- Plant Identification Handout, by Mike Mitchell
- AgriLife’s TEXNAT Database – Nat’l Resource Mgmt of TX Rangelands
- East TX TMN Chapter, Plants of Smith County, Herbarium
- American Journal of Botany
- San Marcos River Foundation
- Nuisance Aquatic Vegetation
- Online Rangeland Plants of Texas, Database
- Invasive Species that should be Avoided
- Native Plant Society of Texas web site
- Book “San Marcos River Story”
- Book (New!) Brush and Weeds of Texas Rangeland, Barron Rector, et al.
- Book “Tales of a Shaman’s Apprentice”
- Book “The World Without Us”
- Some Common Family Characteristics of Plants from Ricky Linex, NRCS.
- Centuries-Old Plant Collection Now Online — A Treasure Trove For Researchers
- S. M. Tracy Herbarium, Texas Grasses
- Book: “Vascular Plant Taxonomy”
- Book: “Manual of the Vascular Plants”
- Book: “Wild Orchids of Texas”
- Book: “Aquatic and Wetland Plants of the Southwestern US”
- Book: “Texas Wildflowers”
- Book: “Plants of the Texas Coastal Bend”
- University of Texas at Austin Plant Resources Center offers searchable databases, flora, and herbarium specimen images. Can search this database by county.

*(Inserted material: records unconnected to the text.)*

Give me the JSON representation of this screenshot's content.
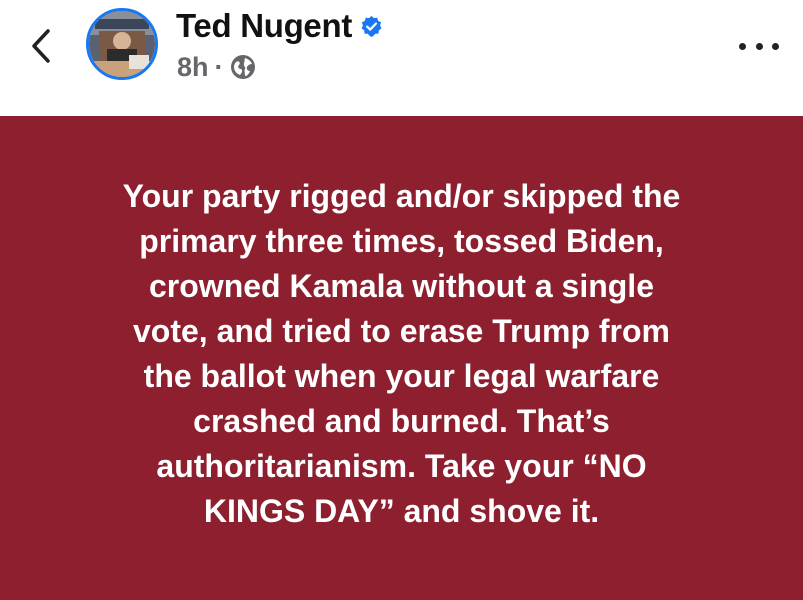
{
  "header": {
    "back_icon": "chevron-left-icon",
    "author": {
      "name": "Ted Nugent",
      "verified_icon": "verified-badge-icon",
      "avatar": "profile-photo"
    },
    "meta": {
      "time": "8h",
      "separator": "·",
      "audience_icon": "globe-icon"
    },
    "more_icon": "more-horizontal-icon"
  },
  "post": {
    "background_color": "#8d1f2f",
    "text_color": "#ffffff",
    "text": "Your party rigged and/or skipped the\nprimary three times, tossed Biden,\ncrowned Kamala without a single\nvote, and tried to erase Trump from\nthe ballot when your legal warfare\ncrashed and burned. That’s\nauthoritarianism. Take your “NO\nKINGS DAY” and shove it."
  },
  "colors": {
    "verified_blue": "#1877f2",
    "meta_gray": "#65676b"
  }
}
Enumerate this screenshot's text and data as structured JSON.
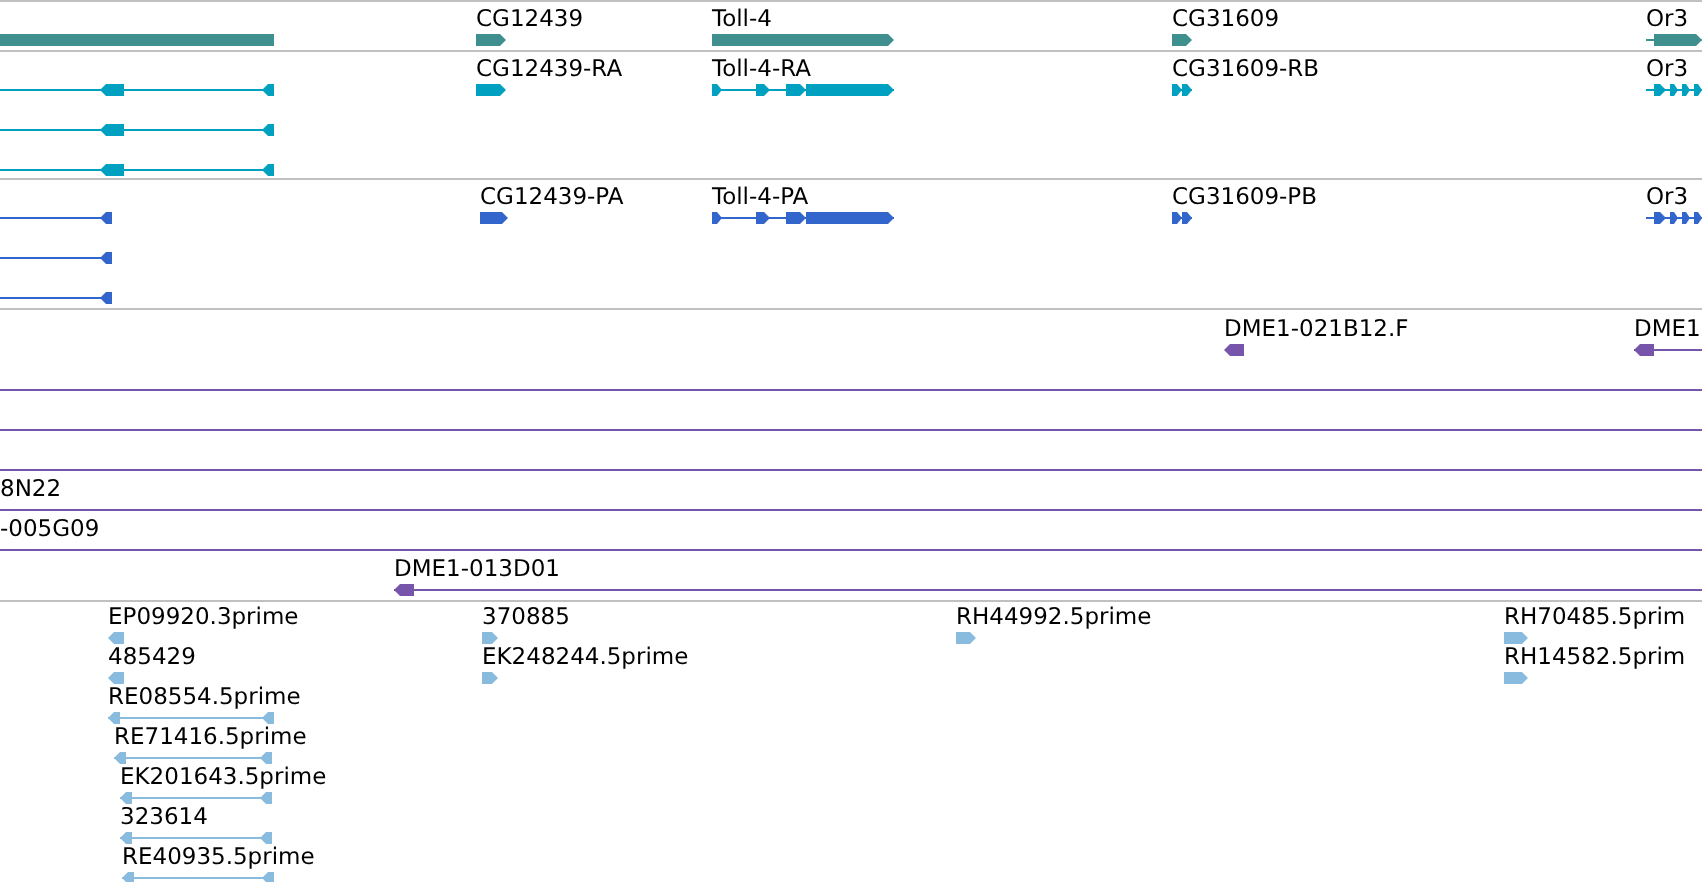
{
  "tracks": [
    {
      "kind": "gene",
      "features": [
        {
          "kind": "bar"
        },
        {
          "kind": "arrow",
          "label": "CG12439",
          "reverse": false
        },
        {
          "kind": "arrow",
          "label": "Toll-4",
          "reverse": false
        },
        {
          "kind": "arrow",
          "label": "CG31609",
          "reverse": false
        },
        {
          "kind": "arrow",
          "label": "Or3",
          "reverse": false
        }
      ]
    },
    {
      "kind": "transcript",
      "features": [
        {
          "kind": "arrow",
          "reverse": true
        },
        {
          "kind": "arrow",
          "reverse": true
        },
        {
          "kind": "arrow",
          "reverse": true
        },
        {
          "kind": "arrow",
          "label": "CG12439-RA",
          "reverse": false
        },
        {
          "kind": "arrow",
          "label": "Toll-4-RA",
          "reverse": false
        },
        {
          "kind": "arrow",
          "label": "CG31609-RB",
          "reverse": false
        },
        {
          "kind": "arrow",
          "label": "Or3",
          "reverse": false
        }
      ]
    },
    {
      "kind": "protein",
      "features": [
        {
          "kind": "arrow",
          "reverse": true
        },
        {
          "kind": "arrow",
          "reverse": true
        },
        {
          "kind": "arrow",
          "reverse": true
        },
        {
          "kind": "arrow",
          "label": "CG12439-PA",
          "reverse": false
        },
        {
          "kind": "arrow",
          "label": "Toll-4-PA",
          "reverse": false
        },
        {
          "kind": "arrow",
          "label": "CG31609-PB",
          "reverse": false
        },
        {
          "kind": "arrow",
          "label": "Or3",
          "reverse": false
        }
      ]
    },
    {
      "kind": "clone",
      "features": [
        {
          "kind": "arrow",
          "label": "DME1-021B12.F",
          "reverse": true
        },
        {
          "kind": "arrow",
          "label": "DME1",
          "reverse": true
        },
        {
          "kind": "line"
        },
        {
          "kind": "line"
        },
        {
          "kind": "line"
        },
        {
          "kind": "line",
          "label": "8N22"
        },
        {
          "kind": "line",
          "label": "-005G09"
        },
        {
          "kind": "arrow",
          "label": "DME1-013D01",
          "reverse": true
        }
      ]
    },
    {
      "kind": "est",
      "features": [
        {
          "kind": "arrow",
          "label": "EP09920.3prime",
          "reverse": true
        },
        {
          "kind": "arrow",
          "label": "485429",
          "reverse": true
        },
        {
          "kind": "arrow",
          "label": "RE08554.5prime",
          "reverse": true
        },
        {
          "kind": "arrow",
          "label": "RE71416.5prime",
          "reverse": true
        },
        {
          "kind": "arrow",
          "label": "EK201643.5prime",
          "reverse": true
        },
        {
          "kind": "arrow",
          "label": "323614",
          "reverse": true
        },
        {
          "kind": "arrow",
          "label": "RE40935.5prime",
          "reverse": true
        },
        {
          "kind": "arrow",
          "label": "370885",
          "reverse": false
        },
        {
          "kind": "arrow",
          "label": "EK248244.5prime",
          "reverse": false
        },
        {
          "kind": "arrow",
          "label": "RH44992.5prime",
          "reverse": false
        },
        {
          "kind": "arrow",
          "label": "RH70485.5prim",
          "reverse": false
        },
        {
          "kind": "arrow",
          "label": "RH14582.5prim",
          "reverse": false
        }
      ]
    }
  ]
}
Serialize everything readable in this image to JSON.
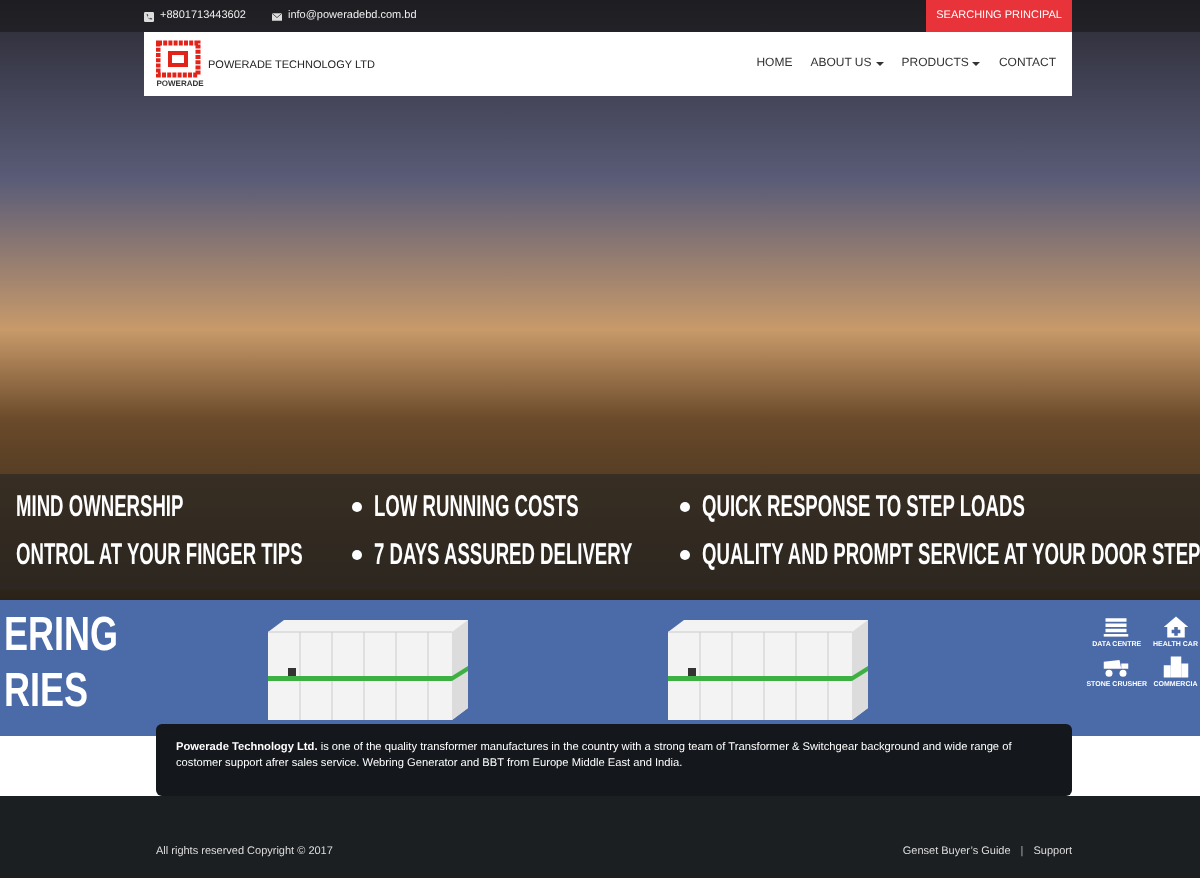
{
  "top_bar": {
    "phone": "+8801713443602",
    "email": "info@poweradebd.com.bd",
    "button": "SEARCHING PRINCIPAL"
  },
  "logo": {
    "mark": "POWERADE",
    "name": "POWERADE TECHNOLOGY LTD"
  },
  "nav": [
    {
      "label": "HOME",
      "dropdown": false
    },
    {
      "label": "ABOUT US",
      "dropdown": true
    },
    {
      "label": "PRODUCTS",
      "dropdown": true
    },
    {
      "label": "CONTACT",
      "dropdown": false
    }
  ],
  "features": [
    [
      {
        "text": "MIND OWNERSHIP",
        "bullet": false
      },
      {
        "text": "ONTROL AT YOUR FINGER TIPS",
        "bullet": false
      }
    ],
    [
      {
        "text": "LOW RUNNING COSTS",
        "bullet": true
      },
      {
        "text": "7 DAYS ASSURED DELIVERY",
        "bullet": true
      }
    ],
    [
      {
        "text": "QUICK RESPONSE TO STEP LOADS",
        "bullet": true
      },
      {
        "text": "QUALITY AND PROMPT SERVICE AT YOUR DOOR STEP",
        "bullet": true
      }
    ]
  ],
  "banner": {
    "title_lines": [
      "ERING",
      "RIES"
    ],
    "sectors": [
      {
        "label": "DATA CENTRE",
        "kind": "server"
      },
      {
        "label": "HEALTH CAR",
        "kind": "hospital"
      },
      {
        "label": "STONE CRUSHER",
        "kind": "truck"
      },
      {
        "label": "COMMERCIA",
        "kind": "office"
      }
    ]
  },
  "about": "**Powerade Technology Ltd.** is one of the quality transformer manufactures in the country with a strong team of Transformer & Switchgear background and wide range of costomer support afrer sales service. Webring  Generator and BBT from Europe Middle East and India.",
  "footer": {
    "copyright": "All rights reserved Copyright © 2017",
    "links": [
      "Genset Buyer’s Guide",
      "Support"
    ],
    "separator": "|"
  }
}
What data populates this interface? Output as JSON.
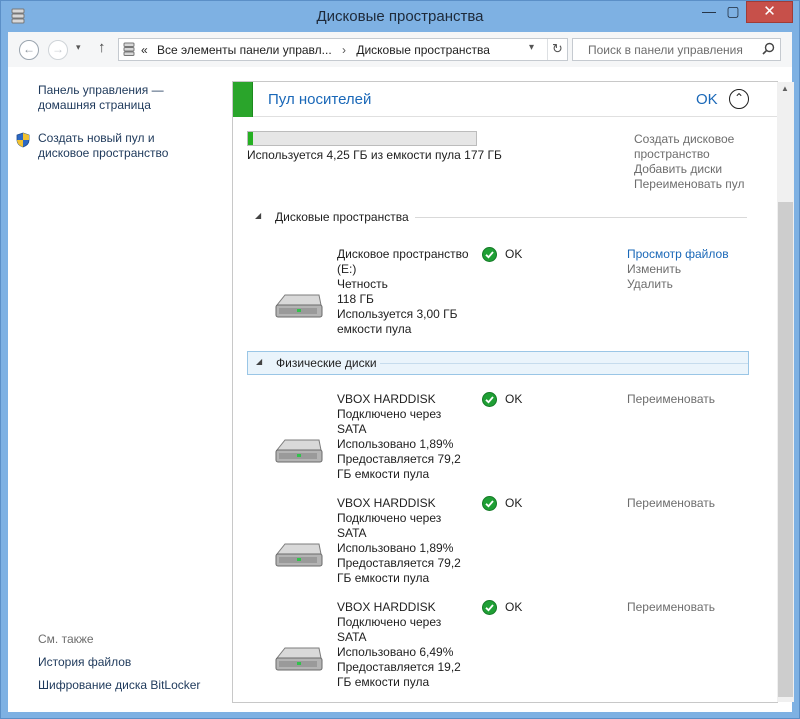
{
  "window": {
    "title": "Дисковые пространства",
    "minimize": "—",
    "maximize": "▢",
    "close": "✕"
  },
  "toolbar": {
    "back": "←",
    "forward": "→",
    "dropdown": "▾",
    "up": "↑",
    "breadcrumb": [
      "«",
      "Все элементы панели управл...",
      "›",
      "Дисковые пространства"
    ],
    "refresh": "↻",
    "search_placeholder": "Поиск в панели управления"
  },
  "sidebar": {
    "home_link": "Панель управления — домашняя страница",
    "home_line1": "Панель управления —",
    "home_line2": "домашняя страница",
    "create_line1": "Создать новый пул и",
    "create_line2": "дисковое пространство",
    "see_also": "См. также",
    "file_history": "История файлов",
    "bitlocker": "Шифрование диска BitLocker"
  },
  "pool": {
    "title": "Пул носителей",
    "status": "OK",
    "collapse": "⌃",
    "usage_fraction": 0.024,
    "usage_text": "Используется 4,25 ГБ из емкости пула 177 ГБ",
    "actions": {
      "create_line1": "Создать дисковое",
      "create_line2": "пространство",
      "add": "Добавить диски",
      "rename": "Переименовать пул"
    }
  },
  "spaces_group": {
    "label": "Дисковые пространства",
    "tri": "◢"
  },
  "space": {
    "lines": [
      "Дисковое пространство",
      "(E:)",
      "Четность",
      "118 ГБ",
      "Используется 3,00 ГБ",
      "емкости пула"
    ],
    "status": "OK",
    "actions": [
      "Просмотр файлов",
      "Изменить",
      "Удалить"
    ]
  },
  "physical_group": {
    "label": "Физические диски",
    "tri": "◢"
  },
  "disks": [
    {
      "lines": [
        "VBOX HARDDISK",
        "Подключено через",
        "SATA",
        "Использовано 1,89%",
        "Предоставляется 79,2",
        "ГБ емкости пула"
      ],
      "status": "OK",
      "action": "Переименовать"
    },
    {
      "lines": [
        "VBOX HARDDISK",
        "Подключено через",
        "SATA",
        "Использовано 1,89%",
        "Предоставляется 79,2",
        "ГБ емкости пула"
      ],
      "status": "OK",
      "action": "Переименовать"
    },
    {
      "lines": [
        "VBOX HARDDISK",
        "Подключено через",
        "SATA",
        "Использовано 6,49%",
        "Предоставляется 19,2",
        "ГБ емкости пула"
      ],
      "status": "OK",
      "action": "Переименовать"
    }
  ],
  "colors": {
    "accent_green": "#2aa52b",
    "link_blue": "#1a68b8",
    "frame": "#7eb1e3",
    "close_red": "#c7504a"
  },
  "icons": {
    "title": "storage-icon",
    "shield": "uac-shield-icon",
    "drive": "hard-drive-icon",
    "ok": "ok-check-icon",
    "search": "search-icon"
  }
}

- USDA Plants Database is a searchable database using either common or scientific names. Has lots of images of flowers, whole plants, and, in some cases, fruits and seeds.
- Texas A&M University Vascular Plant Image Library. Great images of species. I use this to verify any IDs I make.
- The Families of Flowering Plants: Descriptions, Illustrations, Identification, and Information Retrieval. This is a new discovery of mine. I’ve used it a couple of times and it’s been pretty good. It contains an interactive key, character list, illustrations, full and partial descriptions, diagnostic descriptions, differences and similarities between taxa, lists of taxa exhibiting specified attributes, summaries of attributes within groups of taxa, geographical distribution, genera included in each family, classifications (Dahlgren; Dahlgren, Clifford, and Yeo; Cronquist; APG), notes on the APG classification, poems, acknowledgements, references, contacts, conditions of use, contributions.
- Know your (Texas) Grasses, by Barron Rector, Agrilife Bookstore.
- Brush and Weeds of Texas
- Noble Foundation Plant Image Gallery
- Pat Bales Plant Site
- Native Plants of South Texas
- Brush Busters
4. Shawn Walton’s Blog / Weekly Newspaper Column:
- 06.22.09_Native Orchids
- 06.29.09_Native Grasses
- 08.31.09_Edible Wild Plants
- 09.14.09_Blue Grama
- 04.20.10_Wildflower Week
- 06.16.10_Poison Ivy
- 11.25.10_Tree Leaves
- 12.16.10_Live Christmas Trees
- 01.20.11_gingko tree
- 02.24.11_Landscaping Zones